The nuts & bolts
This Canberra newcomer takes its name from a small cockatoo found in the local area that’s known for its playful and chatty nature. Just like its namesake, these birds have quite the appetite for local fruits, berries, nuts and seeds.
The 30-seat restaurant, which focuses on indigenous Australian ingredients, is a bit of a passion project for the team behind Assembly, Canberra’s biggest pub. Although located just across the road, the two venues are worlds apart in their offerings. Corella is an intimate escape from the bustle of Braddon Street, with its emerald-green banquettes, bentwood chairs and arched windows that let in the afternoon sun – filtered by soft curtains, of course.
Owner Wes Heincke says Corella was supposed to be a casual wine bar, but after extensive menu trials with head chef Nemanja Babic, “we found it hard to cull the menu to a small snacky menu, and from there it has evolved into a bit more of a restaurant”.
Babic’s menu is produce based, with more than a sprinkling of Australiana. Butter to slather on toasted sourdough has been whipped with Vegemite, lamb ribs are dusted with “bush spice” and served with yuzu yoghurt, and a burnt honey mousse is drizzled with macadamia oil. The food might read fine dining, but the experience overall is more relaxed – there is no compulsory degustation menu here, just polished share plates and relaxed service with a banging wine list to boot.
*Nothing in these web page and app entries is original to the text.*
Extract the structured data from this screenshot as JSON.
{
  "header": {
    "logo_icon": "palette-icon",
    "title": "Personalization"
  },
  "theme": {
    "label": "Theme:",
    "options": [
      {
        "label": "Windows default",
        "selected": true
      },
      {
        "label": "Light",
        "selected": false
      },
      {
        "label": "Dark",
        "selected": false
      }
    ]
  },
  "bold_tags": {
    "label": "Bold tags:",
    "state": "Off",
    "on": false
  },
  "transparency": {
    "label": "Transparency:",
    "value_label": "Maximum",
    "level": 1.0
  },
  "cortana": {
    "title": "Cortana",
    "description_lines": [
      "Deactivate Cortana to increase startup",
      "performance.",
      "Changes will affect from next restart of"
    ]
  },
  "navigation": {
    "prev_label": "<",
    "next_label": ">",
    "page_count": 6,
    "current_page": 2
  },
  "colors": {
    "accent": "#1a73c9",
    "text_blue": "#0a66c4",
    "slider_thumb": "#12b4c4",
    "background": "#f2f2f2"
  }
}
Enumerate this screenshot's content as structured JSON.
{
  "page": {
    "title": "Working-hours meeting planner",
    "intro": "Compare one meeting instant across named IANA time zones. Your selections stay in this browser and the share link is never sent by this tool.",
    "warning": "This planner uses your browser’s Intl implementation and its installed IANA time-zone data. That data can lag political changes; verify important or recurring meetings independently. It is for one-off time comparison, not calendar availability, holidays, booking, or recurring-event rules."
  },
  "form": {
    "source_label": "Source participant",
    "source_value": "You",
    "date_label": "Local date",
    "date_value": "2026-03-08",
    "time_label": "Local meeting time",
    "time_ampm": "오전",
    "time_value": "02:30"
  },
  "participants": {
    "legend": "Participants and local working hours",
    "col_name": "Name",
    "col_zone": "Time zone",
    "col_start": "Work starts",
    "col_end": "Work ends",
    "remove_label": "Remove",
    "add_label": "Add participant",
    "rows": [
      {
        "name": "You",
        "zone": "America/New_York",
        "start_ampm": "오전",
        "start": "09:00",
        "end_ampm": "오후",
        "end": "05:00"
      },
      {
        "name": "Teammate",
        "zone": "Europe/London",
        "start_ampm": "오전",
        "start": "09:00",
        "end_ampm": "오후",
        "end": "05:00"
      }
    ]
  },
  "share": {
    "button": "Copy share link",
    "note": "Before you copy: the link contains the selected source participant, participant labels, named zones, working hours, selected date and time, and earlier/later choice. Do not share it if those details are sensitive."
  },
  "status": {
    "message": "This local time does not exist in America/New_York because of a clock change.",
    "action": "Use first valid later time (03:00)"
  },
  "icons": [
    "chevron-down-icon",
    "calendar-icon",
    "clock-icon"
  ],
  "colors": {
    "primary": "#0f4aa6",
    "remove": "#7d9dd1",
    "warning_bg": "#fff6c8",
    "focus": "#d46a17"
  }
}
Venue manager and wine buyer Brady Scholes, who came across from Assembly, says Corella caters for everyone. “We encourage the pop-in wine,” he says, “especially during off-peak times. We don’t shut down between lunch and dinner, meaning the kitchen and bar are open all day Thursday to Sunday.”
Sholes has stacked the drinks list with a good showing of new Aussie producers, backed up by a few established labels from the EU. “The wine list is more on the classic side with a small selection of minimal intervention,” he says. There are usually around 60 bottles on offer at any time, but don’t be afraid to ask Scholes to go off menu – he’s probably got something fun tucked away.